Exercise brief => Among the entries, find the lines with the string "JSON" and report them.

*** Data for the task ***

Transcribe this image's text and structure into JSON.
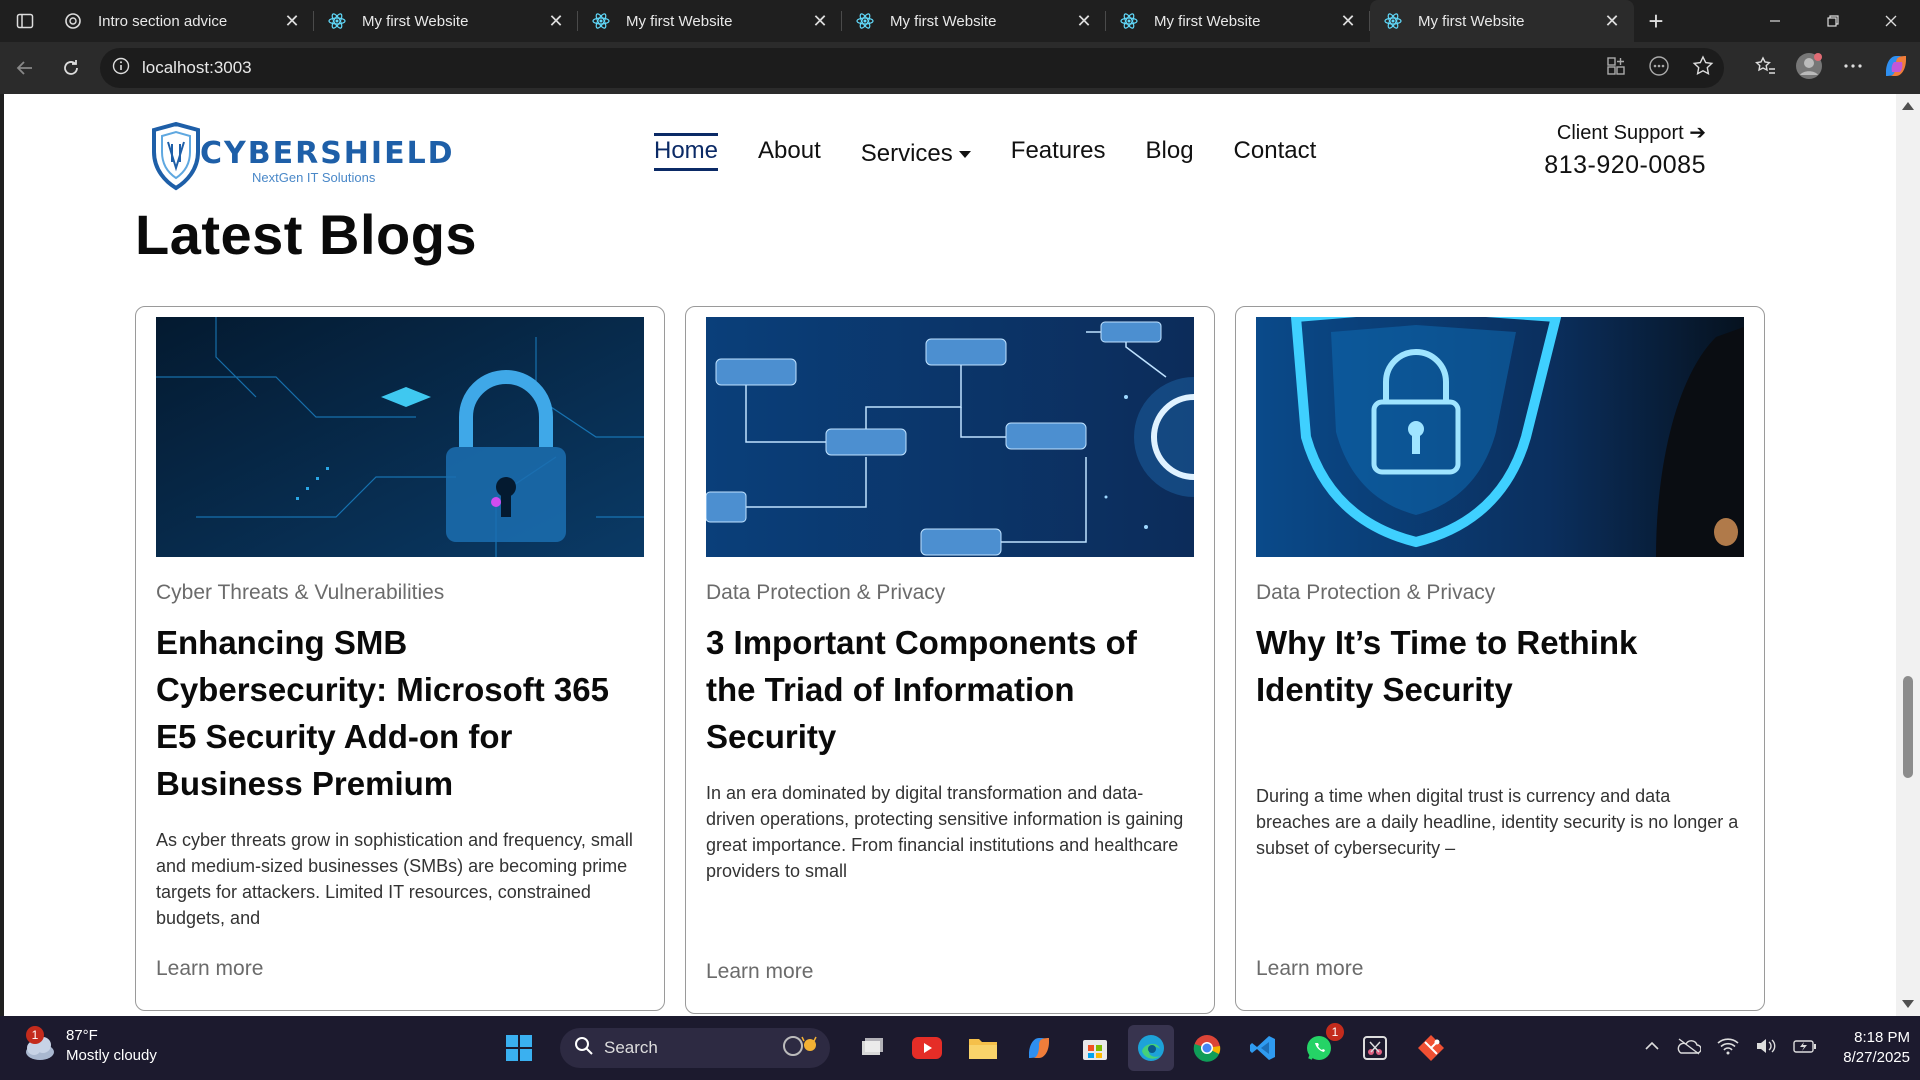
{
  "browser": {
    "tabs": [
      {
        "title": "Intro section advice",
        "icon": "chatgpt-icon"
      },
      {
        "title": "My first Website",
        "icon": "react-icon"
      },
      {
        "title": "My first Website",
        "icon": "react-icon"
      },
      {
        "title": "My first Website",
        "icon": "react-icon"
      },
      {
        "title": "My first Website",
        "icon": "react-icon"
      },
      {
        "title": "My first Website",
        "icon": "react-icon",
        "active": true
      }
    ],
    "url": "localhost:3003"
  },
  "site": {
    "logo_text": "CYBERSHIELD",
    "logo_tagline": "NextGen IT Solutions",
    "nav": {
      "home": "Home",
      "about": "About",
      "services": "Services",
      "features": "Features",
      "blog": "Blog",
      "contact": "Contact"
    },
    "support_label": "Client Support",
    "support_phone": "813-920-0085"
  },
  "blogs": {
    "heading": "Latest Blogs",
    "cards": [
      {
        "category": "Cyber Threats & Vulnerabilities",
        "title": "Enhancing SMB Cybersecurity: Microsoft 365 E5 Security Add-on for Business Premium",
        "excerpt": "As cyber threats grow in sophistication and frequency, small and medium-sized businesses (SMBs) are becoming prime targets for attackers. Limited IT resources, constrained budgets, and",
        "link": "Learn more"
      },
      {
        "category": "Data Protection & Privacy",
        "title": "3 Important Components of the Triad of Information Security",
        "excerpt": "In an era dominated by digital transformation and data-driven operations, protecting sensitive information is gaining great importance. From financial institutions and healthcare providers to small",
        "link": "Learn more"
      },
      {
        "category": "Data Protection & Privacy",
        "title": "Why It’s Time to Rethink Identity Security",
        "excerpt": "During a time when digital trust is currency and data breaches are a daily headline, identity security is no longer a subset of cybersecurity –",
        "link": "Learn more"
      }
    ]
  },
  "taskbar": {
    "weather_temp": "87°F",
    "weather_desc": "Mostly cloudy",
    "weather_badge": "1",
    "search_label": "Search",
    "whatsapp_badge": "1",
    "time": "8:18 PM",
    "date": "8/27/2025"
  },
  "colors": {
    "nav_active": "#0b2a66",
    "logo_blue": "#1e5fa8",
    "card_border": "#9a9a9a"
  }
}
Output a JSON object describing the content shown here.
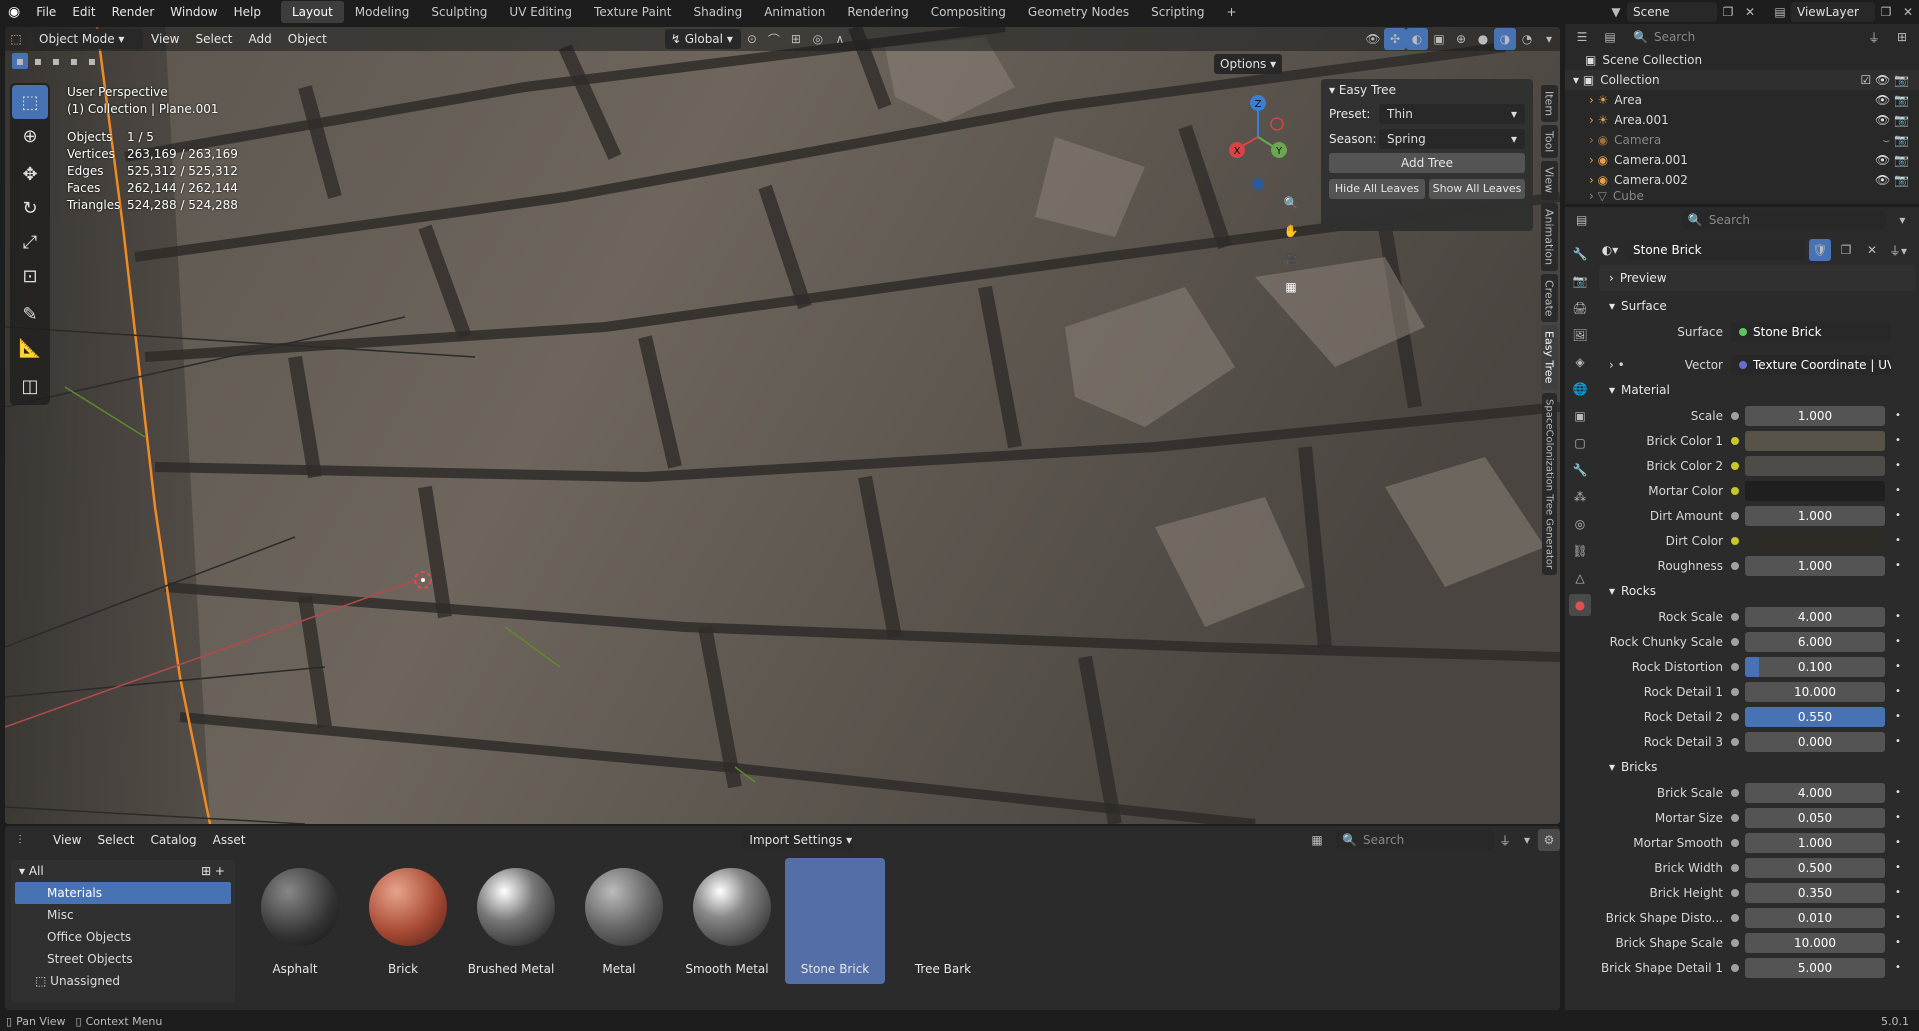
{
  "topbar": {
    "menus": [
      "File",
      "Edit",
      "Render",
      "Window",
      "Help"
    ],
    "workspaces": [
      "Layout",
      "Modeling",
      "Sculpting",
      "UV Editing",
      "Texture Paint",
      "Shading",
      "Animation",
      "Rendering",
      "Compositing",
      "Geometry Nodes",
      "Scripting"
    ],
    "active_workspace": "Layout",
    "scene": "Scene",
    "view_layer": "ViewLayer"
  },
  "viewport_header": {
    "mode": "Object Mode",
    "menus": [
      "View",
      "Select",
      "Add",
      "Object"
    ],
    "transform_orientation": "Global",
    "options": "Options"
  },
  "viewport": {
    "perspective": "User Perspective",
    "collection": "(1) Collection | Plane.001",
    "stats": [
      {
        "label": "Objects",
        "value": "1 / 5"
      },
      {
        "label": "Vertices",
        "value": "263,169 / 263,169"
      },
      {
        "label": "Edges",
        "value": "525,312 / 525,312"
      },
      {
        "label": "Faces",
        "value": "262,144 / 262,144"
      },
      {
        "label": "Triangles",
        "value": "524,288 / 524,288"
      }
    ],
    "gizmo": {
      "x": "X",
      "y": "Y",
      "z": "Z"
    }
  },
  "easy_tree": {
    "title": "Easy Tree",
    "preset_label": "Preset:",
    "preset_value": "Thin",
    "season_label": "Season:",
    "season_value": "Spring",
    "add_tree": "Add Tree",
    "hide_leaves": "Hide All Leaves",
    "show_leaves": "Show All Leaves"
  },
  "sidebar_tabs": [
    "Item",
    "Tool",
    "View",
    "Animation",
    "Create",
    "Easy Tree",
    "SpaceColonization Tree Generator"
  ],
  "sidebar_active": "Easy Tree",
  "outliner": {
    "search_placeholder": "Search",
    "scene_collection": "Scene Collection",
    "collection": "Collection",
    "items": [
      "Area",
      "Area.001",
      "Camera",
      "Camera.001",
      "Camera.002",
      "Cube"
    ]
  },
  "properties": {
    "search_placeholder": "Search",
    "material_name": "Stone Brick",
    "preview": "Preview",
    "surface_section": "Surface",
    "surface_label": "Surface",
    "surface_value": "Stone Brick",
    "vector_label": "Vector",
    "vector_value": "Texture Coordinate | UV",
    "material_section": "Material",
    "material_rows": [
      {
        "label": "Scale",
        "value": "1.000"
      },
      {
        "label": "Brick Color 1",
        "value": ""
      },
      {
        "label": "Brick Color 2",
        "value": ""
      },
      {
        "label": "Mortar Color",
        "value": ""
      },
      {
        "label": "Dirt Amount",
        "value": "1.000"
      },
      {
        "label": "Dirt Color",
        "value": ""
      },
      {
        "label": "Roughness",
        "value": "1.000"
      }
    ],
    "rocks_section": "Rocks",
    "rocks_rows": [
      {
        "label": "Rock Scale",
        "value": "4.000"
      },
      {
        "label": "Rock Chunky Scale",
        "value": "6.000"
      },
      {
        "label": "Rock Distortion",
        "value": "0.100",
        "fill": 0.1
      },
      {
        "label": "Rock Detail 1",
        "value": "10.000"
      },
      {
        "label": "Rock Detail 2",
        "value": "0.550",
        "fill": 1.0
      },
      {
        "label": "Rock Detail 3",
        "value": "0.000"
      }
    ],
    "bricks_section": "Bricks",
    "bricks_rows": [
      {
        "label": "Brick Scale",
        "value": "4.000"
      },
      {
        "label": "Mortar Size",
        "value": "0.050"
      },
      {
        "label": "Mortar Smooth",
        "value": "1.000"
      },
      {
        "label": "Brick Width",
        "value": "0.500"
      },
      {
        "label": "Brick Height",
        "value": "0.350"
      },
      {
        "label": "Brick Shape Disto...",
        "value": "0.010"
      },
      {
        "label": "Brick Shape Scale",
        "value": "10.000"
      },
      {
        "label": "Brick Shape Detail 1",
        "value": "5.000"
      }
    ]
  },
  "asset_browser": {
    "menus": [
      "View",
      "Select",
      "Catalog",
      "Asset"
    ],
    "import_settings": "Import Settings",
    "search_placeholder": "Search",
    "tree_root": "All",
    "catalogs": [
      "Materials",
      "Misc",
      "Office Objects",
      "Street Objects",
      "Unassigned"
    ],
    "active_catalog": "Materials",
    "assets": [
      "Asphalt",
      "Brick",
      "Brushed Metal",
      "Metal",
      "Smooth Metal",
      "Stone Brick",
      "Tree Bark"
    ],
    "selected_asset": "Stone Brick"
  },
  "statusbar": {
    "pan_view": "Pan View",
    "context_menu": "Context Menu",
    "version": "5.0.1"
  }
}
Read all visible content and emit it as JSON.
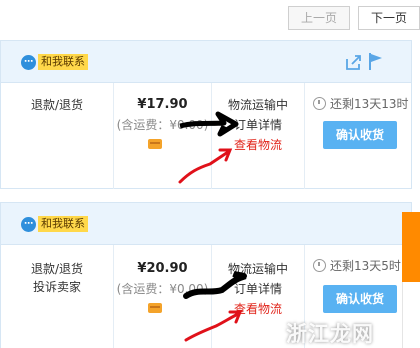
{
  "pager": {
    "prev_label": "上一页",
    "next_label": "下一页"
  },
  "orders": [
    {
      "contact_label": "和我联系",
      "actions": [
        "退款/退货"
      ],
      "price": "¥17.90",
      "price_note": "(含运费：¥0.00)",
      "status": "物流运输中",
      "detail_link": "订单详情",
      "logistics_link": "查看物流",
      "time_left": "还剩13天13时",
      "confirm_label": "确认收货"
    },
    {
      "contact_label": "和我联系",
      "actions": [
        "退款/退货",
        "投诉卖家"
      ],
      "price": "¥20.90",
      "price_note": "(含运费：¥0.00)",
      "status": "物流运输中",
      "detail_link": "订单详情",
      "logistics_link": "查看物流",
      "time_left": "还剩13天5时",
      "confirm_label": "确认收货"
    }
  ],
  "watermark": "浙江龙网",
  "icons": {
    "bubble": "chat-bubble-icon",
    "share": "share-icon",
    "flag": "flag-icon",
    "pay": "payment-card-icon",
    "clock": "clock-icon"
  }
}
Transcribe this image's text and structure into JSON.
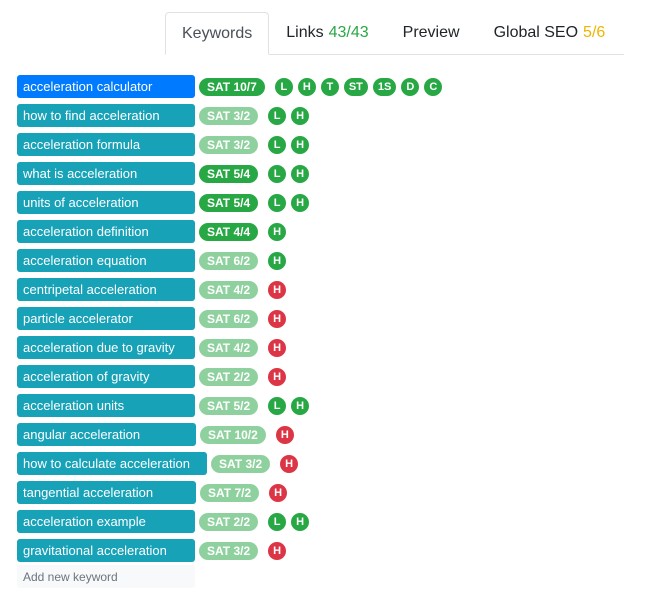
{
  "tabs": [
    {
      "label": "Keywords",
      "count": ""
    },
    {
      "label": "Links",
      "count": "43/43"
    },
    {
      "label": "Preview",
      "count": ""
    },
    {
      "label": "Global SEO",
      "count": "5/6"
    }
  ],
  "colors": {
    "keyword_bg": "#17a2b8",
    "keyword_selected_bg": "#007bff",
    "sat_dark": "#28a745",
    "sat_light": "#8fd19e",
    "badge_green": "#28a745",
    "badge_red": "#dc3545",
    "links_count": "#28a745",
    "seo_count": "#f0b400"
  },
  "keywords": [
    {
      "label": "acceleration calculator",
      "sat": "SAT 10/7",
      "sat_style": "dark",
      "badges": [
        {
          "t": "L",
          "c": "g"
        },
        {
          "t": "H",
          "c": "g"
        },
        {
          "t": "T",
          "c": "g"
        },
        {
          "t": "ST",
          "c": "g"
        },
        {
          "t": "1S",
          "c": "g"
        },
        {
          "t": "D",
          "c": "g"
        },
        {
          "t": "C",
          "c": "g"
        }
      ]
    },
    {
      "label": "how to find acceleration",
      "sat": "SAT 3/2",
      "sat_style": "light",
      "badges": [
        {
          "t": "L",
          "c": "g"
        },
        {
          "t": "H",
          "c": "g"
        }
      ]
    },
    {
      "label": "acceleration formula",
      "sat": "SAT 3/2",
      "sat_style": "light",
      "badges": [
        {
          "t": "L",
          "c": "g"
        },
        {
          "t": "H",
          "c": "g"
        }
      ]
    },
    {
      "label": "what is acceleration",
      "sat": "SAT 5/4",
      "sat_style": "dark",
      "badges": [
        {
          "t": "L",
          "c": "g"
        },
        {
          "t": "H",
          "c": "g"
        }
      ]
    },
    {
      "label": "units of acceleration",
      "sat": "SAT 5/4",
      "sat_style": "dark",
      "badges": [
        {
          "t": "L",
          "c": "g"
        },
        {
          "t": "H",
          "c": "g"
        }
      ]
    },
    {
      "label": "acceleration definition",
      "sat": "SAT 4/4",
      "sat_style": "dark",
      "badges": [
        {
          "t": "H",
          "c": "g"
        }
      ]
    },
    {
      "label": "acceleration equation",
      "sat": "SAT 6/2",
      "sat_style": "light",
      "badges": [
        {
          "t": "H",
          "c": "g"
        }
      ]
    },
    {
      "label": "centripetal acceleration",
      "sat": "SAT 4/2",
      "sat_style": "light",
      "badges": [
        {
          "t": "H",
          "c": "r"
        }
      ]
    },
    {
      "label": "particle accelerator",
      "sat": "SAT 6/2",
      "sat_style": "light",
      "badges": [
        {
          "t": "H",
          "c": "r"
        }
      ]
    },
    {
      "label": "acceleration due to gravity",
      "sat": "SAT 4/2",
      "sat_style": "light",
      "badges": [
        {
          "t": "H",
          "c": "r"
        }
      ]
    },
    {
      "label": "acceleration of gravity",
      "sat": "SAT 2/2",
      "sat_style": "light",
      "badges": [
        {
          "t": "H",
          "c": "r"
        }
      ]
    },
    {
      "label": "acceleration units",
      "sat": "SAT 5/2",
      "sat_style": "light",
      "badges": [
        {
          "t": "L",
          "c": "g"
        },
        {
          "t": "H",
          "c": "g"
        }
      ]
    },
    {
      "label": "angular acceleration",
      "sat": "SAT 10/2",
      "sat_style": "light",
      "badges": [
        {
          "t": "H",
          "c": "r"
        }
      ]
    },
    {
      "label": "how to calculate acceleration",
      "sat": "SAT 3/2",
      "sat_style": "light",
      "badges": [
        {
          "t": "H",
          "c": "r"
        }
      ]
    },
    {
      "label": "tangential acceleration",
      "sat": "SAT 7/2",
      "sat_style": "light",
      "badges": [
        {
          "t": "H",
          "c": "r"
        }
      ]
    },
    {
      "label": "acceleration example",
      "sat": "SAT 2/2",
      "sat_style": "light",
      "badges": [
        {
          "t": "L",
          "c": "g"
        },
        {
          "t": "H",
          "c": "g"
        }
      ]
    },
    {
      "label": "gravitational acceleration",
      "sat": "SAT 3/2",
      "sat_style": "light",
      "badges": [
        {
          "t": "H",
          "c": "r"
        }
      ]
    }
  ],
  "add_keyword": {
    "placeholder": "Add new keyword"
  }
}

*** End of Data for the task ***

Response to the exercise =>
Transcribe this image's text and structure into JSON.
Output a JSON object describing the content shown here.
Read all visible content and emit it as JSON.
Transcribe this image's text and structure into JSON.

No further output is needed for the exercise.